After sampling a bit of his portfolio, I chickened out. The actresses did not look at all like themselves, and I got a bit weary of the ‘standard Boult pose”, which is a B-star squatting with a sort of constipated expression while being covered in fake blood.

I passed, hammering another nail in my publicity coffin. We settled on the cast actually smiling at the camera for our primary publicity poster.


Now, this is the scam for me! Back as far as the glory days of the laserdisc, I’d been a fan of “extras” such as audio commentary and deleted scenes. Now, in the age of DVD, go figure, EVERY release seems to say “special edition”!

The B-movie industry has not only grabbed hold of this selling point, they’ve made it a packaging priority. And here’s the best part; you can release an hour-long film, as long as you fill the disc with three hours of extras. Here I was, sweating on a one hundred twenty page script when I should have been running around following the making of the film instead of making the film. No wonder my budget skyrocketed; “Dr. Horror” is about 100 minutes in length.

More panic set in when I realized there were no “deleted scenes”. In low budget producing, how CAN there be any deleted scenes?

So, towards the end of principal photography, I asked Debbie Rochon and Trent Haaga if they could just improvise a few scenes that I could pass off as ‘deleted”. Trent asked if he could improvise a bit on how idiotic my idea was. I said, “That’s fine.”

In retrospect, it’s the best scene in the entire production, and it’s a real shame it was deleted.

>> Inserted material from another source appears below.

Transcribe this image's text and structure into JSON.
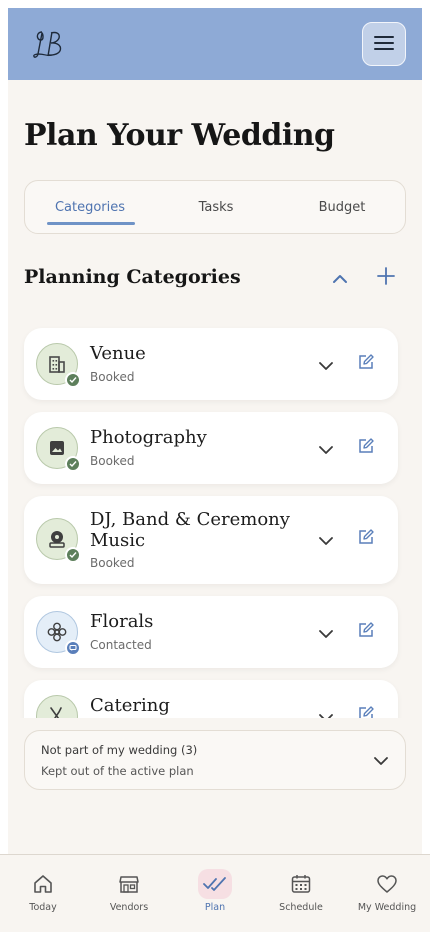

If you’d like to see it, please buy the SPECIAL EDITION of “Dr. Horror’s Erotic House of Idiots”.


This rule concerns itself with the payoff of the entire producing process and I will strictly adhere to it. You created a video presentation, with possibly some post-production process that gives it a film look. Here is the big secret of the “digital revolution”- there isn’t any. It’s a phrase used by two elements - film schools and video equipment manufacturers. It’s not revolution. It’s evolution. Years ago, nothing stopped you from making your own film. You had the option of shooting in 16mm, and some years later, super 8. Today you have the 500-line resolution of MiniDV. But it is not, and never will be, a “level playing field”. The big boys are now fiddling with HI-DEF. So drop out of the race and produce the film you want to make, be it in MiniDV, Super VHS, HI8mm, Betacam or Pixelvision.

But when does your film become a MOVIE? When it plays to an audience. “Dr. Horror” will have an opening night showing at a rented theatre in New Jersey. To compound this mistake, there will even be a souvenir program. Our movie comes complete with a built-in intermission, so if the audience does not return for Act Two, perhaps I can pack up early and get a reduction in my theatre rental fee.

I cannot resist a serious comment to end what I hope was a funny take on B-Movie making. I am deeply thankful to the cast and crew of “Dr. Horror’s Erotic House of Idiots” for their friendship, hard work, and belief in this project.

Paul Scrabo